It's bad enough that women still suffer from a gender gap when climbing the corporate ladder, but female entrepreneurs around the world also experience a gender gap when it comes to owning and starting up their own businesses.
A study of 41 countries by the Center for Women's Leadership at Babson College in the U.S has found that women are hugely active in creating and running businesses around the world, contributing to economies representing more than 70 per cent of the world's population and 93 per cent of global GDP.
Yet a gender gap persisted in new venture creation and business ownership, it argued, with the gender difference most obvious in high-income countries and much clearer in Europe and Asia than Latin America and the Caribbean.
Regardless of gender, intriguingly entrepreneurial activity was higher in low and middle-income countries and significantly higher in Latin America and the Caribbean.
These latter two regions also showed the highest rates of female early-stage entrepreneurial activity, with female entrepreneurs were now a key contributor to economic growth.
Yet at all income levels a gender gap existed for both early-stage entrepreneurship and established business ownership.
This gap was greatest in high-income countries, where men were almost twice as likely to be early-stage or established business owners.
Only in Japan and Peru in 2007 were women more active in starting a business than men, and the gap narrowed in Latin America and the Caribbean.
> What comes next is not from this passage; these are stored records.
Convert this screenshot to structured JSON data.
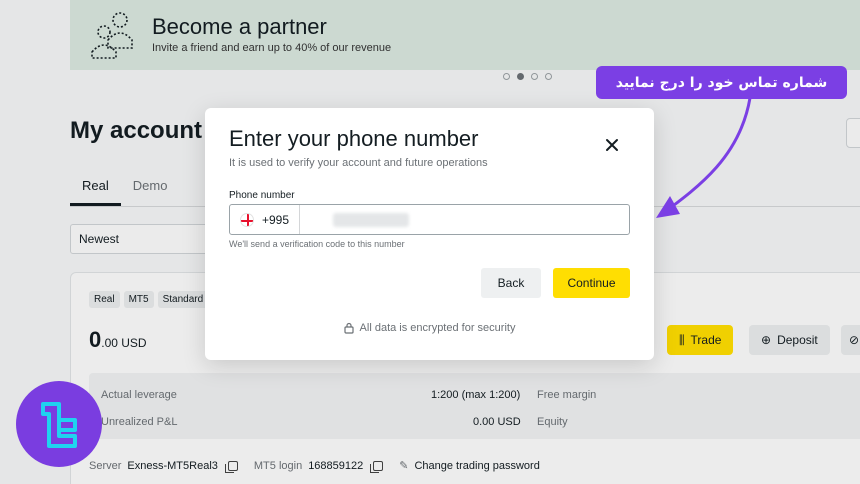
{
  "banner": {
    "title": "Become a partner",
    "subtitle": "Invite a friend and earn up to 40% of our revenue"
  },
  "page": {
    "title": "My account",
    "tabs": [
      "Real",
      "Demo"
    ],
    "active_tab": "Real",
    "sort_value": "Newest"
  },
  "account": {
    "badges": [
      "Real",
      "MT5",
      "Standard"
    ],
    "balance_int": "0",
    "balance_dec": ".00 USD",
    "trade_label": "Trade",
    "deposit_label": "Deposit",
    "stats": {
      "leverage_label": "Actual leverage",
      "leverage_value": "1:200 (max 1:200)",
      "pnl_label": "Unrealized P&L",
      "pnl_value": "0.00 USD",
      "free_margin_label": "Free margin",
      "equity_label": "Equity"
    },
    "footer": {
      "server_label": "Server",
      "server_value": "Exness-MT5Real3",
      "login_label": "MT5 login",
      "login_value": "168859122",
      "change_password": "Change trading password"
    }
  },
  "modal": {
    "title": "Enter your phone number",
    "subtitle": "It is used to verify your account and future operations",
    "field_label": "Phone number",
    "dial_code": "+995",
    "phone_value": "",
    "hint": "We'll send a verification code to this number",
    "back_label": "Back",
    "continue_label": "Continue",
    "security_note": "All data is encrypted for security"
  },
  "annotation": {
    "text": "شماره تماس خود را درج نمایید",
    "color": "#7b3fe4"
  },
  "colors": {
    "accent_yellow": "#ffde02",
    "annotation_purple": "#7b3fe4",
    "banner_green": "#d9e7df"
  },
  "icons": {
    "close": "close-icon",
    "lock": "lock-icon",
    "flag": "georgia-flag-icon",
    "arrow": "curved-arrow-icon"
  }
}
Early-stage entrepreneurs in high-income countries were more likely to become established entrepreneurs than those in both low/middle-income groups, the survey reported.
In high-income countries, there was no gender difference in the survival rate of women's businesses versus those of men. In stark contrast, women entrepreneurs in low/middle income countries were less likely than their male counterparts to keep their businesses thriving beyond 42 months.
Women's levels of optimism and self-confidence in starting a business were highly influenced by the culture and social norms of their native countries, it also found.
Women entrepreneurs generally had less fear of failure than women who were not involved in entrepreneurial activity, yet they expressed a greater fear of business failure than men when it came to starting businesses.
"Women's entrepreneurship varies widely across the globe," said Babson professor Elaine I Allen, principal researcher of the study.
"It's a surprise that developing countries in Eastern Europe have low rates of women's entrepreneurship, closely resembling their highly developed European neighbours, while the countries of Latin America and the Caribbean have rates of women's entrepreneurship two and three times higher," she added.
Women were more likely to run service and consumer-oriented businesses than men, the survey also found.
In low and middle-income countries, women generally became early-stage entrepreneurs between the ages of 25-34 and established between the ages of 35-44.
These age spans were broader in high-income countries; with early-stage women more likely to be aged 25-44 and established between 35-54 years old.
The likelihood of being involved in entrepreneurial activity was three to four times higher for women who were employed in a waged job (whether full or part time) compared with women who were not working, were retired or are students.
This suggested that working provided access to resources, social capital and ideas that could be an aide in establishing an entrepreneurial venture, the report suggested.
On average, women entrepreneurs in high-income countries were better educated than those in low/middle income countries.
But surprisingly, in all country groups, the level of educational attainment was not consistently higher for women who were established business owners.
In fact, the level of education was the same or higher for early-stage entrepreneurs compared with established business owners, which could indicate a generally higher level of education for women in all countries.
In every nation studied women tended to be less optimistic and self-confident than men about starting a business.
But once involved in entrepreneurial activity, their confidence built and they were more likely to know other entrepreneurs and exploit viable opportunities just like their male counterparts.
Fear of failure was also higher for women in all country groups compared with their male counterparts.
Women in European and Asian low/middle income countries had the highest fear of failure rates (40 per cent) compared with women in Latin America and the Caribbean (34 per cent), and women in high-income countries (27 per cent).
This rise in fear of failure could be linked to the necessity-driven perception of fewer job options, the report argued.